Earlier this year it seemed like Netflix-subscribing Community fans had it made: after the popular cult sitcom was cancelled by NBC after five great seasons, fans took to social media demanding #SixSeasonsAndaMovie. Despite being inundated with requests, Netflix turned the Dan Harmon-produced show down, eventually letting it get snapped up instead by Yahoo Screen (who?).
“It’s season six of Community — you’ll be watching it the way you always watched it, only now, it’s legal!” Harmon quipped at this year’s Comic-Con. He may be right, but instead of having to subscribe to both Hulu and Yahoo Screen to get the whole show, wouldn’t it have been better had Netflix not bought the whole thing?

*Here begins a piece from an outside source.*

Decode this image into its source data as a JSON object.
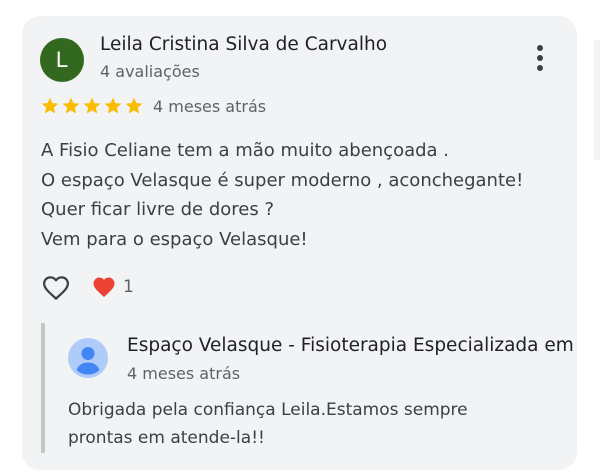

Serious question for Batman fans: Has there ever been a better, truer-to-the-comics, sustained take on the Dark Knight than Paul Dini and Bruce Timm’s Batman: The Animated Series? Rewriting both the DC Universe and TV animation in a way that is still felt today, there is no series I would rather have on Netflix than this one. It’s currently available in Canada, but not yet the U.S. To cheat somewhat, I’m using B:TAS as a catch-all to also cover The New Batman Adventures, Batman Beyond, Justice League and anything else Dini and co. laid their hands on.
To be honest, I could’ve spent this whole gallery populating it with HBO shows like The Wire, The Sopranos and Deadwood. That I didn’t is actually less to do with the fact that these series show up on every “best of” television list around, and more to do with the fact that HBO recently signed an exclusive deal with Amazon Prime. Once that deal elapses, however, Netflix should do everything within its power to capture the HBO back catalog. It would be worth it for Game of Thrones alone.
Binge watchers rejoice! Netflix has answered one the biggest complaints many have had for its Apple TV app.
Netflix has finally brought “Post-Play” to the Apple TV, a feature that automatically queues up and plays the next episode of a TV show while the current one ends. Post-Play has been present on the web, Netflix’s iOS app in the App Store, and many other platforms that offer Netflix for a long time. It’s finally on the Apple TV.